TOKYO/HIROSHIMA -- Mazda Motor has requested 300 billion yen ($2.8 billion) in financing from Japan's three megabanks and other institutions as it braces for further fallout from the coronavirus pandemic, and part of the loan has already been provided, Nikkei learned on Saturday.
The outbreak has caused demand to plunge, triggering shutdowns of the carmaker's plants in Japan and North America.
The carmaker was already struggling with weak sales before the pandemic, and its cash flow has turned negative. It plans to use the financing to build up its cash reserves.
It has requested loans from the megabanks -- MUFG Bank, Sumitomo Mitsui Banking and Mizuho Bank -- as well as from the government-owned Development Bank of Japan and Sumitomo Mitsui Trust Bank.
The banks are expected to provide the financing.
As of December, Mazda had nearly 500 billion yen in cash and around 63 billion yen in securities. The automaker has also secured a credit line of around 200 billion yen from Sumitomo Mitsui Banking and other financial institutions.
However, its free cash flow for the April to December 2019 period was a negative 130 billion yen. The new financing would help the automaker prepare for a drawn-out pandemic.
The pandemic has greatly impacted Mazda. Its unit sales in February dropped 14% from the same month last year, then March followed with a 33% tumble. Most of the automaker's main plants in Japan and abroad have been suspended since the end of that month.
The company's sales outlook for Japan and North America had been dire before the pandemic. Mazda in February downgraded expected sales for the fiscal year ended in March to 1.5 million vehicles, a 60,000-unit plunge from the previous fiscal year. It had initially expected to sell 1.55 million vehicles.
In November, Mazda revised its operating profit outlook to 60 billion yen, down 27% from the previous year; it had previously planned to post a 110 billion yen operating profit.
Last year, the automaker stumbled when it tried to implement a new pricing strategy. It launched two new models in 2019 but attached high sticker prices that alienated customers. This resulted in decreased sales in North America, which accounts for nearly 30% of Mazda's unit sales.

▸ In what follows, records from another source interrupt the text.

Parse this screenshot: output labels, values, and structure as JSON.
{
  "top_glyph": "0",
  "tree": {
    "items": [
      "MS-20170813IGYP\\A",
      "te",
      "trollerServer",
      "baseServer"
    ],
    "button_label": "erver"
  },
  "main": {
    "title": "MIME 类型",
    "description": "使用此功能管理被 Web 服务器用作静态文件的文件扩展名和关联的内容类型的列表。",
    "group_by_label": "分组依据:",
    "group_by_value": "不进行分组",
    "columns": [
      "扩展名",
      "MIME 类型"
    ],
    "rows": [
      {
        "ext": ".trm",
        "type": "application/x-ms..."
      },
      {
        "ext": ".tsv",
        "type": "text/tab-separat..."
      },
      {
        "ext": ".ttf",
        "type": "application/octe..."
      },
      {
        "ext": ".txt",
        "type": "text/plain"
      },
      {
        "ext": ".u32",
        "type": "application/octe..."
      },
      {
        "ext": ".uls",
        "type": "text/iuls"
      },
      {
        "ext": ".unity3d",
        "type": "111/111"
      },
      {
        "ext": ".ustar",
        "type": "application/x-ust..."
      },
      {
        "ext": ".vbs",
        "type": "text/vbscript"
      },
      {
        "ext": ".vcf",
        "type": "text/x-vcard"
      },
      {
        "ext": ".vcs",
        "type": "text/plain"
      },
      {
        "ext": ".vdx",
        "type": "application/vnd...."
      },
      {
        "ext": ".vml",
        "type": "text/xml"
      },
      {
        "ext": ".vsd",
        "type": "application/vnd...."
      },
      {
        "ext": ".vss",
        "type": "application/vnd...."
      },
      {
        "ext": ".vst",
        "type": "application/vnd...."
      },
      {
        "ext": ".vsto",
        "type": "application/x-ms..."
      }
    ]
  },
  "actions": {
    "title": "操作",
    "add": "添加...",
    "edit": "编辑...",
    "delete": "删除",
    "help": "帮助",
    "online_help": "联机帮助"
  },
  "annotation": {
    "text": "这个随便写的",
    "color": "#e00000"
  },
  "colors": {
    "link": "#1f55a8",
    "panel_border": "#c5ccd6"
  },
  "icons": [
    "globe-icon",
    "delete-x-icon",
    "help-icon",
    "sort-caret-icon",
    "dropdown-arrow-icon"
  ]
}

The carmaker also tried to limit dealer incentives, which are often used to offer showroom discounts, as a means to build its brand value. But this tactic also backfired, leading to lackluster sales around the globe.
Mazda has been in and out of financial difficulty for decades now. In the late 1990s, after recording net losses for five consecutive years, it was brought under the wing of U.S. automaker Ford Motor. The arrangement helped the Japanese company get back on its feet as it launched a series of successful models, including the CX-5 SUV.
But Mazda never made it big, and in 2017 Toyota Motor took a 5.1% stake.
Mazda is not the only automaker to be waylaid by the virus. Toyota has requested a credit line of 1 trillion yen from banks, and Nissan Motor is seeking 500 billion yen in financing. In the U.S., General Motors has drawn $16 billion from its credit lines, and Ford has secured $15.4 billion.